2012/10/04 § 1 Comment
On this day in 1720 Giovanni Battista Piranesi was born.
Piranesi (d. 1778) trained as a draughtsman and architect around Venice and practiced as both in Rome. It was in the latter place that he discovered the stunning crumbling ruins of antiquity that inspired the several publications on which his fame principally rests. The Vedute di Roma comprises 135 grand engravings of–you guessed it–views of Rome: crumbling ancient aqueducts, Early Christian basilicas sprouting grass from their rooftops, Renaissance churches lurking in deep shadow. In the Vedute Piranesi interpreted things he could actually see; in the more impressive Carceri d’invenzione (“invented prisons”) he drew from the same source material and the spooky cobwebby confines of his own mind to create a make-believe environment that was well-nigh unprecedented in its scope and approach.
Piranesi made his mark among engravers; some architects could pull a bit of sublime inspiration from him. But as a proponent of the alleged primacy of Roman architecture, Piranesi was swimming against the stream–nay, the flood–of enthusiasm for Grecian antiquities that were popularized through such publications as the Antiquities of Athens, published within decades as Piranesi’s works. Besides betting on the wrong horse, he was also kind of a weirdo (who includes a bare-chested self-portrait in their book?), and also a draftsman whose skills in articulating imaginary things was wholly superior to his skills as an actual architect, as seen in that nightmare above (and which has no business being included on a Ph.D. exam, IMHO, but that’s another story). In the final analysis, Piranesi is important for stunning drawings of an ultimately unsuccessful architecture, still much better in two than three dimensions–sort of his century’s version of Zaha Hadid.

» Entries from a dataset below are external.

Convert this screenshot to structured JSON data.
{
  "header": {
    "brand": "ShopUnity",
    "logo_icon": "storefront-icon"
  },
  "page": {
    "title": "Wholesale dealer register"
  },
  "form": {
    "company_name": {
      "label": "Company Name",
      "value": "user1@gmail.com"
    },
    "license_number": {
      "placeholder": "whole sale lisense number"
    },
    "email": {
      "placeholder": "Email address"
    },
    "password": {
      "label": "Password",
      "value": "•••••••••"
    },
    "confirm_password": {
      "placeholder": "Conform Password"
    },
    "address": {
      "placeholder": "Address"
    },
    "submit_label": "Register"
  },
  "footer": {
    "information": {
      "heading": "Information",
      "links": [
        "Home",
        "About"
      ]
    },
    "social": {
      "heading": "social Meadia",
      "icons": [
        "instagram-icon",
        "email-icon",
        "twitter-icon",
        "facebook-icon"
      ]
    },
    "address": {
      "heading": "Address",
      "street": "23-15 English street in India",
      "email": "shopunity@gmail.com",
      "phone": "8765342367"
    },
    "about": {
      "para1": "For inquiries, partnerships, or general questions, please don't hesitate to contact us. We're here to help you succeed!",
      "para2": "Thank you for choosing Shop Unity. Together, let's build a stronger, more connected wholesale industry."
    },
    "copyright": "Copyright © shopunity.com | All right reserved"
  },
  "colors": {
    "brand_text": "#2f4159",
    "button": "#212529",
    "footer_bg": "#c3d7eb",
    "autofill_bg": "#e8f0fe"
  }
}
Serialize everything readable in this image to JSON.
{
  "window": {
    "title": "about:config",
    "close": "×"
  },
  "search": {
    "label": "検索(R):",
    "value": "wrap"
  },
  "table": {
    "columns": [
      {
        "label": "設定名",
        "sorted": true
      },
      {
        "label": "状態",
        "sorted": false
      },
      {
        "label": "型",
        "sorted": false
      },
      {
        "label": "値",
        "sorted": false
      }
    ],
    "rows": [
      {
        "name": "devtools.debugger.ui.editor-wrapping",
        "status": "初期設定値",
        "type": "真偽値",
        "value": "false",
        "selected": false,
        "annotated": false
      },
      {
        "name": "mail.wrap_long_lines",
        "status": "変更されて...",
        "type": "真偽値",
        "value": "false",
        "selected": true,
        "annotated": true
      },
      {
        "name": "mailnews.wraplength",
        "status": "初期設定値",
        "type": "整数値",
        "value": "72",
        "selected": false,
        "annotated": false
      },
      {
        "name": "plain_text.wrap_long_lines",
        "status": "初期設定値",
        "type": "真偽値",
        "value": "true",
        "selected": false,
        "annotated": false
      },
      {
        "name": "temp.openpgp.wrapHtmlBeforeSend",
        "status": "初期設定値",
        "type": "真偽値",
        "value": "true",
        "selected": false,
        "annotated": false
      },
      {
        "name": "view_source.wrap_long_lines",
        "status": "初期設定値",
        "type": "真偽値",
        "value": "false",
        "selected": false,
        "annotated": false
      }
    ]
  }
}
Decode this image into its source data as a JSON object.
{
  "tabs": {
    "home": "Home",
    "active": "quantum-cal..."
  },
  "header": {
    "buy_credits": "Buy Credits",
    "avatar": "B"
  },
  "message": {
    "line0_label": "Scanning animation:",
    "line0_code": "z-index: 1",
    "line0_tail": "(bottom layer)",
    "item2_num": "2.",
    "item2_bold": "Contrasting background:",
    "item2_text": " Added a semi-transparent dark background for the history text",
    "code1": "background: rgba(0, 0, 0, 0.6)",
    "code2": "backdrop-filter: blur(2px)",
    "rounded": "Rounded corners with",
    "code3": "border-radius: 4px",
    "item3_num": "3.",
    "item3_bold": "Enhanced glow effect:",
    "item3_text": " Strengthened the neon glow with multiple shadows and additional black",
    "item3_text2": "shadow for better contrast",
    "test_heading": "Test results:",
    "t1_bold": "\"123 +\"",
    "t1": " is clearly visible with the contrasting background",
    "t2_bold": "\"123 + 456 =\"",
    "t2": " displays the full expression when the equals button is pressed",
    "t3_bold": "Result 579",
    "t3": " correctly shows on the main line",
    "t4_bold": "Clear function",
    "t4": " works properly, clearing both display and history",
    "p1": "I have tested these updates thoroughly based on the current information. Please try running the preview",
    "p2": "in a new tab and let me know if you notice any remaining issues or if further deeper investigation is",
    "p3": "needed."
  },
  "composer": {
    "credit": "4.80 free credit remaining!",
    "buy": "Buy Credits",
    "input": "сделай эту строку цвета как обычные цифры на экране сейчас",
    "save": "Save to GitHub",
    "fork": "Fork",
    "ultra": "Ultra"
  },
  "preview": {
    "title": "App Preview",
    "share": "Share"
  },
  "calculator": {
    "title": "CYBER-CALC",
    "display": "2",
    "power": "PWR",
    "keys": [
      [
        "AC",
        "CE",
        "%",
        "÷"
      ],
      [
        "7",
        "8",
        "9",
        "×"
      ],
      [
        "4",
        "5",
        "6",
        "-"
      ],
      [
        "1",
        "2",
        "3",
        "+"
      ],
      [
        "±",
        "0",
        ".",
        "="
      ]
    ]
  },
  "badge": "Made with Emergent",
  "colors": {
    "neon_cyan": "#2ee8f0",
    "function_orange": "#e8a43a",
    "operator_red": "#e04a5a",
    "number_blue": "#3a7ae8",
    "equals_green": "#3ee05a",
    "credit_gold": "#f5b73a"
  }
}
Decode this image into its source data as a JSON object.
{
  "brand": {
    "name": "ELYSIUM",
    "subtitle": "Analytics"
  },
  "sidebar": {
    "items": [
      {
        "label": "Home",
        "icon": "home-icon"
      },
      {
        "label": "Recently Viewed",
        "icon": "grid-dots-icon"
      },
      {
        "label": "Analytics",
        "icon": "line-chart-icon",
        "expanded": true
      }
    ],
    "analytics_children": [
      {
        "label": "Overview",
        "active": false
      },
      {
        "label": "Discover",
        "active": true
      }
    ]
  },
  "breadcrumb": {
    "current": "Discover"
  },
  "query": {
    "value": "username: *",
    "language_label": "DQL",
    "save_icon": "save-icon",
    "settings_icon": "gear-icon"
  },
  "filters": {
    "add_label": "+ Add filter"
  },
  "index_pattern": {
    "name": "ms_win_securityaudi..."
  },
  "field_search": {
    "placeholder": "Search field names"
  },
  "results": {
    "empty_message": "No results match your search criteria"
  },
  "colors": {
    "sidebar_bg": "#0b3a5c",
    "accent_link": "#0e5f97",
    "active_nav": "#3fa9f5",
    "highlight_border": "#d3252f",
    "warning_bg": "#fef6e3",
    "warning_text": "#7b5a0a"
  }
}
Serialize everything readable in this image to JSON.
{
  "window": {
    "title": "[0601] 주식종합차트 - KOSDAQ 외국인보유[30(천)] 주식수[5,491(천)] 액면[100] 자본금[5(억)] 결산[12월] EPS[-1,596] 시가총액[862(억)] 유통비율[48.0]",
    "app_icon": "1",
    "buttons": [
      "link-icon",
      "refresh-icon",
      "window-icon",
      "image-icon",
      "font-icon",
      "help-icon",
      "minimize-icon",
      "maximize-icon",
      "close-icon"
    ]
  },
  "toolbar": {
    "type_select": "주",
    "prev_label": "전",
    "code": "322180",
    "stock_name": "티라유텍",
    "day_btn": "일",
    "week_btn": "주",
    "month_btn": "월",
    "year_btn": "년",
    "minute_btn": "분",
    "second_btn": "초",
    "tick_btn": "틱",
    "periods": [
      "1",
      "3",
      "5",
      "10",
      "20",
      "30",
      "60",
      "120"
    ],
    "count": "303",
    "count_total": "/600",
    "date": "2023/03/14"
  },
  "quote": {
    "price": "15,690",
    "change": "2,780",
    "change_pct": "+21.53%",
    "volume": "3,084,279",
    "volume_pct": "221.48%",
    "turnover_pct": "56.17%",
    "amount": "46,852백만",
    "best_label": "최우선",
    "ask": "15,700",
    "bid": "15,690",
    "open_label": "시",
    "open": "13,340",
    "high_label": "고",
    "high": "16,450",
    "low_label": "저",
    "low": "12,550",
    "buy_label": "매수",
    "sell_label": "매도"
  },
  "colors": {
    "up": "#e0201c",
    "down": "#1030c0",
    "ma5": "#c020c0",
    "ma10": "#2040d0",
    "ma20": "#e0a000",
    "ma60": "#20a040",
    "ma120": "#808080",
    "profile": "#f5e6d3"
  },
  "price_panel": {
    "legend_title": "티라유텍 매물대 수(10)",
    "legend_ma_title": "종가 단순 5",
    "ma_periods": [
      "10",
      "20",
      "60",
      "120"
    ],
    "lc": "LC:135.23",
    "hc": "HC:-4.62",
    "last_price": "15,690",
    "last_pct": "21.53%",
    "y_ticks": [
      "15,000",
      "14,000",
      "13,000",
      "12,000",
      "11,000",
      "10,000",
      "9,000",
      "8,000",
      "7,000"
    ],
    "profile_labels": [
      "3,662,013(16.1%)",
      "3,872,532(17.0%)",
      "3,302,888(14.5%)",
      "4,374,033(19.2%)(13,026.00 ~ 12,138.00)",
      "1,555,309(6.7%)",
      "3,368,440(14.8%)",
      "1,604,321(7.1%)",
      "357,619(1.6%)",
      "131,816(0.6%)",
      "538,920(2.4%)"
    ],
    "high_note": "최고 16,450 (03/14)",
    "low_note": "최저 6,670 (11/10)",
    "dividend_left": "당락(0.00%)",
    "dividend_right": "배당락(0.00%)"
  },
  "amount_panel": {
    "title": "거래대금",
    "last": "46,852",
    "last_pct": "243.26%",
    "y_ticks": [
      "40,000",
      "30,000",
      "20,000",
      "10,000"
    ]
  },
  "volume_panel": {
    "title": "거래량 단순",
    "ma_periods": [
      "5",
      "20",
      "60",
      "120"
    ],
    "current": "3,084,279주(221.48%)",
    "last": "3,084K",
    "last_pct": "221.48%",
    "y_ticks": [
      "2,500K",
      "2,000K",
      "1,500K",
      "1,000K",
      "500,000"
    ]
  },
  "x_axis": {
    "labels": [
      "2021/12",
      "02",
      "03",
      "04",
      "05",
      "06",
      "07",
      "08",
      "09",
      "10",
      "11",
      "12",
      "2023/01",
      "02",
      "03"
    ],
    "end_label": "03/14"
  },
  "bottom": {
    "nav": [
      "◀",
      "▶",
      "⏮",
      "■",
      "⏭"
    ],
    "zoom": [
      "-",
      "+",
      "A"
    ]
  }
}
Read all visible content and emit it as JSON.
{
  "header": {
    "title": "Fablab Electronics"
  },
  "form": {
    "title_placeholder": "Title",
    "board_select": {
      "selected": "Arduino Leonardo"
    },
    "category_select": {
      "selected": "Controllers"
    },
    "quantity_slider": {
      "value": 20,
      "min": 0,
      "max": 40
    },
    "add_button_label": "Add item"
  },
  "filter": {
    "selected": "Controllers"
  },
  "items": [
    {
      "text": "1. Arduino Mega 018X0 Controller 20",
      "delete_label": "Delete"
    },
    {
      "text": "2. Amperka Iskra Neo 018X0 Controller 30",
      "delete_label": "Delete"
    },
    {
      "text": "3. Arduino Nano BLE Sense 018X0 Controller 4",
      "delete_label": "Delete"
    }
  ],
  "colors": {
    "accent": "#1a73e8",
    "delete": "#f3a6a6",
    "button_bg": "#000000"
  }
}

Image: Santa Maria del Priorato Roma 1764-67 (from this source)